Jane Jacobs (1916-2006) was an urban writer and activist who championed new, community-based approaches to planning for over 40 years. Her 1961 treatise, The Death and Life of Great American Cities, became one of the most influential American texts about the inner workings and failings of cities, inspiring generations of urban planners and activists. Her efforts to stop downtown expressways and protect local neighborhoods invigorated community-based urban activism and helped end Parks Commissioner Robert Moses’s reign of power in New York City.
Our next project for Integrative Seminar/Studio, entitled Bizarre Bazaar, looks at the ways in which we engage with our city spaces through popular markets. We often see markets as areas of trade and commerce but market spaces are the pulse of any city – languages, culture, impressions, histories and stories converge in the market. Our project celebrates these market spaces through an engagement with communities, people, languages and commerce.
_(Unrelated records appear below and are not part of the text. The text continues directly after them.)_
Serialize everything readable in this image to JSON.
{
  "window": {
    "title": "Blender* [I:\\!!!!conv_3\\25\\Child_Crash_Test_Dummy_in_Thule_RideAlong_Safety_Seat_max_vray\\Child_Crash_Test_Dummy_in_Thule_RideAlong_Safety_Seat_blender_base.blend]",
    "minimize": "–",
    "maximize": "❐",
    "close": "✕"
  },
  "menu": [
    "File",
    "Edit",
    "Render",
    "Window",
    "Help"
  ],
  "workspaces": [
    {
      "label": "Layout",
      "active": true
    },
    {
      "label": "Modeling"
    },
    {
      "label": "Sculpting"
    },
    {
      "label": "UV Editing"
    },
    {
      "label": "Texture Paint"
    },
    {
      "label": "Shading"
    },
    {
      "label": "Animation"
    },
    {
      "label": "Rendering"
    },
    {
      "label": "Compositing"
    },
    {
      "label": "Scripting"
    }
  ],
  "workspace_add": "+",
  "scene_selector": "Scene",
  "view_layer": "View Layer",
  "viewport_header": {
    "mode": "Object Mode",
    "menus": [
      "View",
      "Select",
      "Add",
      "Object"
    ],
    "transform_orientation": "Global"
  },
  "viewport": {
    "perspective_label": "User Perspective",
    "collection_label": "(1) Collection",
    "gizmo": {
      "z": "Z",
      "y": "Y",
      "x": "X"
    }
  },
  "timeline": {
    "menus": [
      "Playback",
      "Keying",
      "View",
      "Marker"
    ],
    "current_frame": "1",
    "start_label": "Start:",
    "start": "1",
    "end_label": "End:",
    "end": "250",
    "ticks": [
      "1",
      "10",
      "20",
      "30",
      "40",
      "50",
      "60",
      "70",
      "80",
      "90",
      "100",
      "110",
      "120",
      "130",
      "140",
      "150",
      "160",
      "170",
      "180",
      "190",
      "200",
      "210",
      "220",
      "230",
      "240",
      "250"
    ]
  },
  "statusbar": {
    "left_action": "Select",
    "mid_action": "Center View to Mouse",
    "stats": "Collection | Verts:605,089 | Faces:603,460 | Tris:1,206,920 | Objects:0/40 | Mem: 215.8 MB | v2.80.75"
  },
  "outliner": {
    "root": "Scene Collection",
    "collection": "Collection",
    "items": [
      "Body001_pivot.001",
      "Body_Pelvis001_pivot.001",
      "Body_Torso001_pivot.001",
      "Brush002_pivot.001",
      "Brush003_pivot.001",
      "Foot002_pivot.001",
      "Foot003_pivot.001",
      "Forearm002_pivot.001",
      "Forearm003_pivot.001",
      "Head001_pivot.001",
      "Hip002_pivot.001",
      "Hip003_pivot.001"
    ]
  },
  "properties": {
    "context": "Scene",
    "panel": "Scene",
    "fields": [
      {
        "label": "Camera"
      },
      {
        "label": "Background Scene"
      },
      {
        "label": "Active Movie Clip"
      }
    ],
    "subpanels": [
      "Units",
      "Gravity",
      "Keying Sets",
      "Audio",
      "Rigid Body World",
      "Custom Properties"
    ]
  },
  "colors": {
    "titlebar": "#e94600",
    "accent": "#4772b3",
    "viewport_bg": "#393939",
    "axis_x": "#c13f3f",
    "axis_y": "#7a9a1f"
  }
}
We have chosen markets that are known for a particular thing – whether it is fabric or beads, vegetables or animals, flee markets and paper; these markets speak about the best and the worst of our cities. Students are encouraged to encounter these places and dig past the first impressions drawing out and teasing the nature of the city itself.
Jeanette Winterson describes Calvino’s book Invisible Cities as the book she would choose “as pillow and plate, alone on a desert island.” This semester the students of the First Year Studies look at a close reading of Invisible Cities, in a way to encounter a visual language, its play of memory, its ability to transcend the written word and its ability to make prose into poetry.
We began the class by reflecting on Integrative Seminar I, the areas of study we explored, our relationship with the material and our renewed relationship with our cityscape. Through this we were able to begin thinking about the elements that allow for ‘ownership’ of a city – how do we own our city? how do we encounter it? does it share its secrets with us? These questions helped us lead the discussion to the idea of memory, impressions, imprinting and the emotions of the city that emerge out of our interactions with it. The students and I talked about the different ways in which the city comes to be through poetry and prose, and we read passages from The Love Song of J Alfred Prufrock by T S Eliot, and the ways in which the protagonist reflects on the nature of the self through his encounters with the city. We began by reading a few passages from Invisible Cities, laying out our first impressions of the language, questioned its use of imagery and metaphor and discussed the importance of the voice…who was speaking? Were these impressions seen from far away or from the by lanes of the spaces. Did the voice matter? I spoke with the students about a passage from the Ramayana of Valmiki, where Hanuman, who flies across the oceans first sees the mighty city of Lanka with its staircases of crystal, its floors of precious stones and its latticed windows that let the moonlight filter through.